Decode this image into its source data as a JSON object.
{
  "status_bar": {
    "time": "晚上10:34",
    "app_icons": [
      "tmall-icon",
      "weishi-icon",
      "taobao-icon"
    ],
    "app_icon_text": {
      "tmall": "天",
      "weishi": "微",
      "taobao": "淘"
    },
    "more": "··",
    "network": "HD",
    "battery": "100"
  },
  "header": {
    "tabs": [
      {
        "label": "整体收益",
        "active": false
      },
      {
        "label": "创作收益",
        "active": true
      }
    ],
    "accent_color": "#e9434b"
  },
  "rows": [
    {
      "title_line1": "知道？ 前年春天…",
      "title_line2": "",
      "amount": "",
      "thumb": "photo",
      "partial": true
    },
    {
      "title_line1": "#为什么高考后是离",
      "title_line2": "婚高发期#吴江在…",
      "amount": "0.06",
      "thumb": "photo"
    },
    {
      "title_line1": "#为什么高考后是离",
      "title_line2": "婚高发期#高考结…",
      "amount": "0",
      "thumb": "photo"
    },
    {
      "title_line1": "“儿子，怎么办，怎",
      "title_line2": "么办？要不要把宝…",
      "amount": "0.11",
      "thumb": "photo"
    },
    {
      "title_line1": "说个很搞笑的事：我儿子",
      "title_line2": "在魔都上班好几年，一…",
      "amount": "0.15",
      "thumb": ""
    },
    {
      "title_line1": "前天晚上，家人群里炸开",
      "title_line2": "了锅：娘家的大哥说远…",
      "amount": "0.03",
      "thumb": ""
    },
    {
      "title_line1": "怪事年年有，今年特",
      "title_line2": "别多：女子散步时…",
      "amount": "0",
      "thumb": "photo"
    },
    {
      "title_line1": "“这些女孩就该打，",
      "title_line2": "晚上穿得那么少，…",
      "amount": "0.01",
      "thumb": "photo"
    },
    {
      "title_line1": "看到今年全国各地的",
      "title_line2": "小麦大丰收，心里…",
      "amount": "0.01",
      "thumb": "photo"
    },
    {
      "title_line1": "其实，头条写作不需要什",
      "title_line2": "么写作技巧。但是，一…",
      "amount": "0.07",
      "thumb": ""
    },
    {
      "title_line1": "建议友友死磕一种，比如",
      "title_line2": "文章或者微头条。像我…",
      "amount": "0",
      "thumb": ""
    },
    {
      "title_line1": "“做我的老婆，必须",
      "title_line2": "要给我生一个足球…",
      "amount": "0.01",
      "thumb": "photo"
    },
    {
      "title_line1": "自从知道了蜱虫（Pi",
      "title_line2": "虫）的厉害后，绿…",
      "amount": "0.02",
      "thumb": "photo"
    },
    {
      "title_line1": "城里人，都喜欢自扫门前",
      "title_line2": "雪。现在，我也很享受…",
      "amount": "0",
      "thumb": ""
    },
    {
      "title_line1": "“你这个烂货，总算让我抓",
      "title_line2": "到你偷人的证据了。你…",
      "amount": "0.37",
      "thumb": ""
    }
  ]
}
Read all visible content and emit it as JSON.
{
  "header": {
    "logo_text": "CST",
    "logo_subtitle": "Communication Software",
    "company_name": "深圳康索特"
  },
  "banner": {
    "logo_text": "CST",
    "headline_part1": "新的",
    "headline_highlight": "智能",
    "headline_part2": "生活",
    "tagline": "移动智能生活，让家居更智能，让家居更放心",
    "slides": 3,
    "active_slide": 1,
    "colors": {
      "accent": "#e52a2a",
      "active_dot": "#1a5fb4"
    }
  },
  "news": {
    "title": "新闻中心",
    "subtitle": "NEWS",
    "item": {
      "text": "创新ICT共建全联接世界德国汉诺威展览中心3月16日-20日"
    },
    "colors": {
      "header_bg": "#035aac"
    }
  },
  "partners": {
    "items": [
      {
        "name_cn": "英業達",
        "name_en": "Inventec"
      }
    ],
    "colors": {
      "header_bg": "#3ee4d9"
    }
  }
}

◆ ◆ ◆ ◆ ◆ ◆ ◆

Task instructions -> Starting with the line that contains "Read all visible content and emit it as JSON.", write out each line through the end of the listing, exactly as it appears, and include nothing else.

Result ->
Read all visible content and emit it as JSON.
{
  "header": {
    "logo_text": "CST",
    "logo_subtitle": "Communication Software",
    "company_name": "深圳康索特"
  },
  "banner": {
    "logo_text": "CST",
    "headline_part1": "新的",
    "headline_highlight": "智能",
    "headline_part2": "生活",
    "tagline": "移动智能生活，让家居更智能，让家居更放心",
    "slides": 3,
    "active_slide": 1,
    "colors": {
      "accent": "#e52a2a",
      "active_dot": "#1a5fb4"
    }
  },
  "news": {
    "title": "新闻中心",
    "subtitle": "NEWS",
    "item": {
      "text": "创新ICT共建全联接世界德国汉诺威展览中心3月16日-20日"
    },
    "colors": {
      "header_bg": "#035aac"
    }
  },
  "partners": {
    "items": [
      {
        "name_cn": "英業達",
        "name_en": "Inventec"
      }
    ],
    "colors": {
      "header_bg": "#3ee4d9"
    }
  }
}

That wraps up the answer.